Continue Reading New Tax Transparency Rules for Digital Platforms (Update) and More
The European Union passed a sixth version of its Directive on Administrative Cooperation in the Field of Taxation, known as “DAC 6” (Directive (EU) 2018/82 2), on 25 May 2018. DAC 6 introduces reporting requirements for professional intermediaries (and under certain circumstances tax payers) relating to their involvement in a wide range of cross-border arrangements and transactions featuring “hallmarks” of tax planning concerning one or more EU Member States or the UK. These are referred to in DAC 6 as “reportable cross-border arrangements“. Specific hallmarks relate to transfer pricing (category E) and they do apply without main benefit test.

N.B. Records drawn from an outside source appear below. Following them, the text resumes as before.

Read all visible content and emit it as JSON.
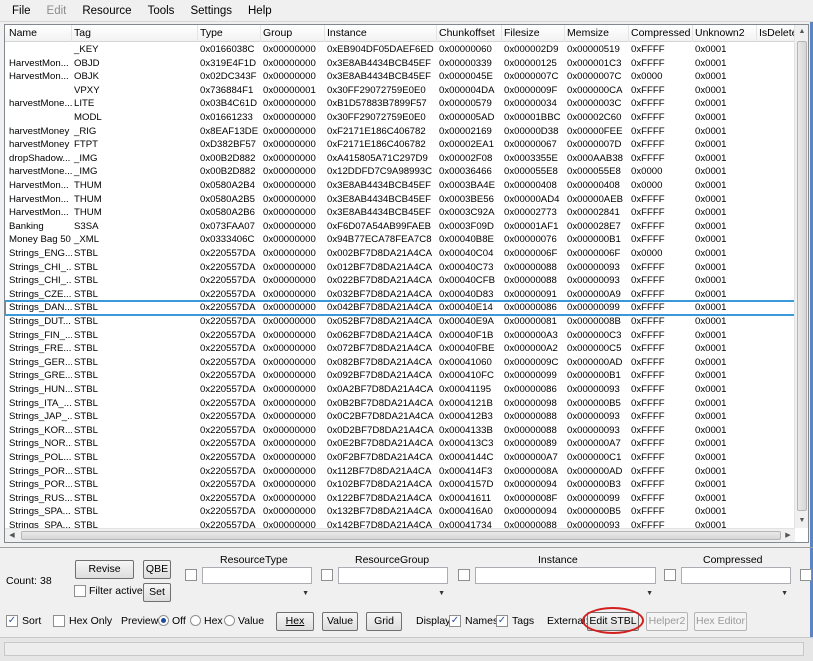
{
  "menu": [
    "File",
    "Edit",
    "Resource",
    "Tools",
    "Settings",
    "Help"
  ],
  "columns": [
    "Name",
    "Tag",
    "Type",
    "Group",
    "Instance",
    "Chunkoffset",
    "Filesize",
    "Memsize",
    "Compressed",
    "Unknown2",
    "IsDeleted"
  ],
  "rows": [
    [
      "",
      "_KEY",
      "0x0166038C",
      "0x00000000",
      "0xEB904DF05DAEF6ED",
      "0x00000060",
      "0x000002D9",
      "0x00000519",
      "0xFFFF",
      "0x0001"
    ],
    [
      "HarvestMon...",
      "OBJD",
      "0x319E4F1D",
      "0x00000000",
      "0x3E8AB4434BCB45EF",
      "0x00000339",
      "0x00000125",
      "0x000001C3",
      "0xFFFF",
      "0x0001"
    ],
    [
      "HarvestMon...",
      "OBJK",
      "0x02DC343F",
      "0x00000000",
      "0x3E8AB4434BCB45EF",
      "0x0000045E",
      "0x0000007C",
      "0x0000007C",
      "0x0000",
      "0x0001"
    ],
    [
      "",
      "VPXY",
      "0x736884F1",
      "0x00000001",
      "0x30FF29072759E0E0",
      "0x000004DA",
      "0x0000009F",
      "0x000000CA",
      "0xFFFF",
      "0x0001"
    ],
    [
      "harvestMone...",
      "LITE",
      "0x03B4C61D",
      "0x00000000",
      "0xB1D57883B7899F57",
      "0x00000579",
      "0x00000034",
      "0x0000003C",
      "0xFFFF",
      "0x0001"
    ],
    [
      "",
      "MODL",
      "0x01661233",
      "0x00000000",
      "0x30FF29072759E0E0",
      "0x000005AD",
      "0x00001BBC",
      "0x00002C60",
      "0xFFFF",
      "0x0001"
    ],
    [
      "harvestMoney",
      "_RIG",
      "0x8EAF13DE",
      "0x00000000",
      "0xF2171E186C406782",
      "0x00002169",
      "0x00000D38",
      "0x00000FEE",
      "0xFFFF",
      "0x0001"
    ],
    [
      "harvestMoney",
      "FTPT",
      "0xD382BF57",
      "0x00000000",
      "0xF2171E186C406782",
      "0x00002EA1",
      "0x00000067",
      "0x0000007D",
      "0xFFFF",
      "0x0001"
    ],
    [
      "dropShadow...",
      "_IMG",
      "0x00B2D882",
      "0x00000000",
      "0xA415805A71C297D9",
      "0x00002F08",
      "0x0003355E",
      "0x000AAB38",
      "0xFFFF",
      "0x0001"
    ],
    [
      "harvestMone...",
      "_IMG",
      "0x00B2D882",
      "0x00000000",
      "0x12DDFD7C9A98993C",
      "0x00036466",
      "0x000055E8",
      "0x000055E8",
      "0x0000",
      "0x0001"
    ],
    [
      "HarvestMon...",
      "THUM",
      "0x0580A2B4",
      "0x00000000",
      "0x3E8AB4434BCB45EF",
      "0x0003BA4E",
      "0x00000408",
      "0x00000408",
      "0x0000",
      "0x0001"
    ],
    [
      "HarvestMon...",
      "THUM",
      "0x0580A2B5",
      "0x00000000",
      "0x3E8AB4434BCB45EF",
      "0x0003BE56",
      "0x00000AD4",
      "0x00000AEB",
      "0xFFFF",
      "0x0001"
    ],
    [
      "HarvestMon...",
      "THUM",
      "0x0580A2B6",
      "0x00000000",
      "0x3E8AB4434BCB45EF",
      "0x0003C92A",
      "0x00002773",
      "0x00002841",
      "0xFFFF",
      "0x0001"
    ],
    [
      "Banking",
      "S3SA",
      "0x073FAA07",
      "0x00000000",
      "0xF6D07A54AB99FAEB",
      "0x0003F09D",
      "0x00001AF1",
      "0x000028E7",
      "0xFFFF",
      "0x0001"
    ],
    [
      "Money Bag 50",
      "_XML",
      "0x0333406C",
      "0x00000000",
      "0x94B77ECA78FEA7C8",
      "0x00040B8E",
      "0x00000076",
      "0x000000B1",
      "0xFFFF",
      "0x0001"
    ],
    [
      "Strings_ENG...",
      "STBL",
      "0x220557DA",
      "0x00000000",
      "0x002BF7D8DA21A4CA",
      "0x00040C04",
      "0x0000006F",
      "0x0000006F",
      "0x0000",
      "0x0001"
    ],
    [
      "Strings_CHI_...",
      "STBL",
      "0x220557DA",
      "0x00000000",
      "0x012BF7D8DA21A4CA",
      "0x00040C73",
      "0x00000088",
      "0x00000093",
      "0xFFFF",
      "0x0001"
    ],
    [
      "Strings_CHI_...",
      "STBL",
      "0x220557DA",
      "0x00000000",
      "0x022BF7D8DA21A4CA",
      "0x00040CFB",
      "0x00000088",
      "0x00000093",
      "0xFFFF",
      "0x0001"
    ],
    [
      "Strings_CZE...",
      "STBL",
      "0x220557DA",
      "0x00000000",
      "0x032BF7D8DA21A4CA",
      "0x00040D83",
      "0x00000091",
      "0x000000A9",
      "0xFFFF",
      "0x0001"
    ],
    [
      "Strings_DAN...",
      "STBL",
      "0x220557DA",
      "0x00000000",
      "0x042BF7D8DA21A4CA",
      "0x00040E14",
      "0x00000086",
      "0x00000099",
      "0xFFFF",
      "0x0001"
    ],
    [
      "Strings_DUT...",
      "STBL",
      "0x220557DA",
      "0x00000000",
      "0x052BF7D8DA21A4CA",
      "0x00040E9A",
      "0x00000081",
      "0x0000008B",
      "0xFFFF",
      "0x0001"
    ],
    [
      "Strings_FIN_...",
      "STBL",
      "0x220557DA",
      "0x00000000",
      "0x062BF7D8DA21A4CA",
      "0x00040F1B",
      "0x000000A3",
      "0x000000C3",
      "0xFFFF",
      "0x0001"
    ],
    [
      "Strings_FRE...",
      "STBL",
      "0x220557DA",
      "0x00000000",
      "0x072BF7D8DA21A4CA",
      "0x00040FBE",
      "0x000000A2",
      "0x000000C5",
      "0xFFFF",
      "0x0001"
    ],
    [
      "Strings_GER...",
      "STBL",
      "0x220557DA",
      "0x00000000",
      "0x082BF7D8DA21A4CA",
      "0x00041060",
      "0x0000009C",
      "0x000000AD",
      "0xFFFF",
      "0x0001"
    ],
    [
      "Strings_GRE...",
      "STBL",
      "0x220557DA",
      "0x00000000",
      "0x092BF7D8DA21A4CA",
      "0x000410FC",
      "0x00000099",
      "0x000000B1",
      "0xFFFF",
      "0x0001"
    ],
    [
      "Strings_HUN...",
      "STBL",
      "0x220557DA",
      "0x00000000",
      "0x0A2BF7D8DA21A4CA",
      "0x00041195",
      "0x00000086",
      "0x00000093",
      "0xFFFF",
      "0x0001"
    ],
    [
      "Strings_ITA_...",
      "STBL",
      "0x220557DA",
      "0x00000000",
      "0x0B2BF7D8DA21A4CA",
      "0x0004121B",
      "0x00000098",
      "0x000000B5",
      "0xFFFF",
      "0x0001"
    ],
    [
      "Strings_JAP_...",
      "STBL",
      "0x220557DA",
      "0x00000000",
      "0x0C2BF7D8DA21A4CA",
      "0x000412B3",
      "0x00000088",
      "0x00000093",
      "0xFFFF",
      "0x0001"
    ],
    [
      "Strings_KOR...",
      "STBL",
      "0x220557DA",
      "0x00000000",
      "0x0D2BF7D8DA21A4CA",
      "0x0004133B",
      "0x00000088",
      "0x00000093",
      "0xFFFF",
      "0x0001"
    ],
    [
      "Strings_NOR...",
      "STBL",
      "0x220557DA",
      "0x00000000",
      "0x0E2BF7D8DA21A4CA",
      "0x000413C3",
      "0x00000089",
      "0x000000A7",
      "0xFFFF",
      "0x0001"
    ],
    [
      "Strings_POL...",
      "STBL",
      "0x220557DA",
      "0x00000000",
      "0x0F2BF7D8DA21A4CA",
      "0x0004144C",
      "0x000000A7",
      "0x000000C1",
      "0xFFFF",
      "0x0001"
    ],
    [
      "Strings_POR...",
      "STBL",
      "0x220557DA",
      "0x00000000",
      "0x112BF7D8DA21A4CA",
      "0x000414F3",
      "0x0000008A",
      "0x000000AD",
      "0xFFFF",
      "0x0001"
    ],
    [
      "Strings_POR...",
      "STBL",
      "0x220557DA",
      "0x00000000",
      "0x102BF7D8DA21A4CA",
      "0x0004157D",
      "0x00000094",
      "0x000000B3",
      "0xFFFF",
      "0x0001"
    ],
    [
      "Strings_RUS...",
      "STBL",
      "0x220557DA",
      "0x00000000",
      "0x122BF7D8DA21A4CA",
      "0x00041611",
      "0x0000008F",
      "0x00000099",
      "0xFFFF",
      "0x0001"
    ],
    [
      "Strings_SPA...",
      "STBL",
      "0x220557DA",
      "0x00000000",
      "0x132BF7D8DA21A4CA",
      "0x000416A0",
      "0x00000094",
      "0x000000B5",
      "0xFFFF",
      "0x0001"
    ],
    [
      "Strings_SPA...",
      "STBL",
      "0x220557DA",
      "0x00000000",
      "0x142BF7D8DA21A4CA",
      "0x00041734",
      "0x00000088",
      "0x00000093",
      "0xFFFF",
      "0x0001"
    ]
  ],
  "selected_row": "Strings_DAN...",
  "colors": {
    "selection": "#3a9ad9",
    "highlight": "#d41f1f"
  },
  "icons": {
    "scroll_up": "scroll-up-arrow",
    "scroll_down": "scroll-down-arrow",
    "scroll_left": "scroll-left-arrow",
    "scroll_right": "scroll-right-arrow",
    "dropdown": "chevron-down"
  },
  "panel": {
    "count_label": "Count:",
    "count_value": "38",
    "revise": "Revise",
    "qbe": "QBE",
    "filter_active": "Filter active",
    "set": "Set",
    "filter_headers": [
      "ResourceType",
      "ResourceGroup",
      "Instance",
      "Compressed"
    ],
    "sort": "Sort",
    "hex_only": "Hex Only",
    "preview_label": "Preview:",
    "preview_off": "Off",
    "preview_hex": "Hex",
    "preview_value": "Value",
    "btn_hex": "Hex",
    "btn_value": "Value",
    "btn_grid": "Grid",
    "display_label": "Display:",
    "names": "Names",
    "tags": "Tags",
    "external_label": "External:",
    "edit_stbl": "Edit STBL",
    "helper2": "Helper2",
    "hex_editor": "Hex Editor",
    "check_mark": "✓"
  }
}
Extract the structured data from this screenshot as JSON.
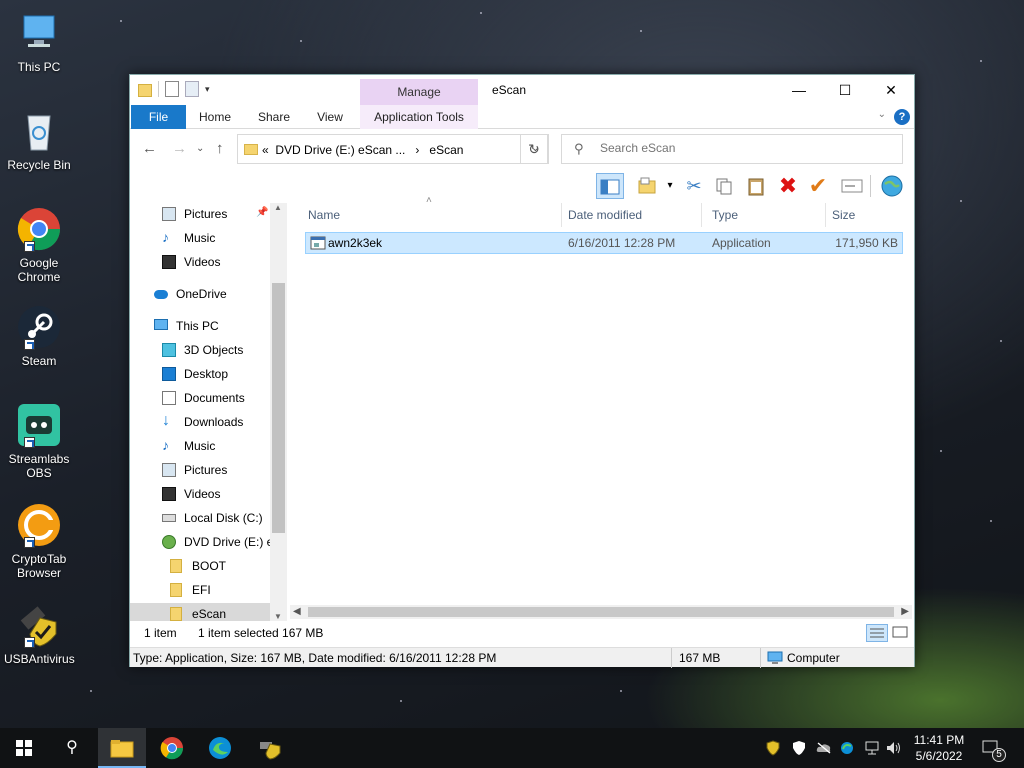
{
  "desktop": {
    "icons": [
      {
        "label": "This PC"
      },
      {
        "label": "Recycle Bin"
      },
      {
        "label": "Google Chrome"
      },
      {
        "label": "Steam"
      },
      {
        "label": "Streamlabs OBS"
      },
      {
        "label": "CryptoTab Browser"
      },
      {
        "label": "USBAntivirus"
      }
    ]
  },
  "window": {
    "title": "eScan",
    "manage_tab": "Manage",
    "tabs": {
      "file": "File",
      "home": "Home",
      "share": "Share",
      "view": "View",
      "app_tools": "Application Tools"
    },
    "address": {
      "path_prefix": "«",
      "crumb1": "DVD Drive (E:) eScan ...",
      "crumb_sep": "›",
      "crumb2": "eScan"
    },
    "search_placeholder": "Search eScan",
    "nav": {
      "items": [
        {
          "label": "Pictures"
        },
        {
          "label": "Music"
        },
        {
          "label": "Videos"
        },
        {
          "label": "OneDrive"
        },
        {
          "label": "This PC"
        },
        {
          "label": "3D Objects"
        },
        {
          "label": "Desktop"
        },
        {
          "label": "Documents"
        },
        {
          "label": "Downloads"
        },
        {
          "label": "Music"
        },
        {
          "label": "Pictures"
        },
        {
          "label": "Videos"
        },
        {
          "label": "Local Disk (C:)"
        },
        {
          "label": "DVD Drive (E:) eS"
        },
        {
          "label": "BOOT"
        },
        {
          "label": "EFI"
        },
        {
          "label": "eScan"
        }
      ]
    },
    "columns": {
      "name": "Name",
      "date": "Date modified",
      "type": "Type",
      "size": "Size"
    },
    "files": [
      {
        "name": "awn2k3ek",
        "date": "6/16/2011 12:28 PM",
        "type": "Application",
        "size": "171,950 KB"
      }
    ],
    "status": {
      "count": "1 item",
      "selected": "1 item selected  167 MB"
    },
    "details_bar": {
      "info": "Type: Application, Size: 167 MB, Date modified: 6/16/2011 12:28 PM",
      "size": "167 MB",
      "location": "Computer"
    }
  },
  "taskbar": {
    "time": "11:41 PM",
    "date": "5/6/2022",
    "notifications": "5"
  },
  "colors": {
    "accent": "#1979ca",
    "selection": "#cce8ff",
    "manage": "#e9d3f3"
  }
}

Failure to comply with DAC 6 could imply significant penalties under domestic legislations of the EU member states (and the UK) as well as reputational risks for not only intermediaries ( law firms, accounting firms , banks …) but also for businesses and individuals.
Multinational Enterprises (“MNE”) that are looking to mitigate their exposure to market changes provoked by crisis may find themselves considering the termination or suspension of intercompany agreements with non-performing parties. Terminating an existing intercompany agreement can very well be a key step that an MNE undertakes to protect its business; however, MNEs should also be aware that terminating arrangements could lead to unintended transfer pricing and tax consequences and may ultimately impact the structure of the group.…
Continue Reading Termination of Intragroup Agreements in Crisis Times
COVID-19 has placed unforeseen stress on the distribution structures of Multinational Enterprises (“MNE”) due to catastrophic losses and costs from supply chain interruptions and plummeting demand. Existing intercompany agreements most likely do not cover the allocation of catastrophic costs or losses and several questions may need to be addressed. For example, should catastrophic costs be shared among group members, and if the answer is yes, then how?
Continue Reading Allocation of Catastrophic Costs
This week is a busy week for the digital industry. The EU Court of Justice is closing two cases involving digital-economy giants. At the same time, the EU Commission released its new Tax Package covering three separate but related initiatives: a Tax Action Plan (25 distinct actions) to make taxation “simpler, fairer and better attuned to the modern economy over the coming years,” a proposal on administrative cooperation (“DAC 7”) extending EU tax transparency rules to digital platforms, and a Communication on tax good governance proposing a reform of the Code of Conduct, which addresses tax competition and tackles harmful tax practices within the EU. DAC 7 and the new transparency rules will directly impact the digital industry.
Continue Reading The Digital Industry in the EU Spotlight
Many multinational enterprises (“MNEs”) are providing new forms of financial, technical, or other support to group members facing COVID-19-related business issues such as plant (temporary) closures or supply chain disruptions. This support may in some cases give rise to a transfer of value, such as the knowhow of a seconded employee. It may also involve a transfer of assets coupled with the ability to perform certain functions and assume certain risks. Such transfers could be viewed as a “business restructuring” as defined by the Chapter IX of the OECD Transfer Pricing Guidelines for Multinational Enterprises and Tax Administrations (2017) (the “OECD Guidelines”) and may trigger transfer pricing and tax consequences.
Continue Reading Support Among Group Members in Time of COVID-19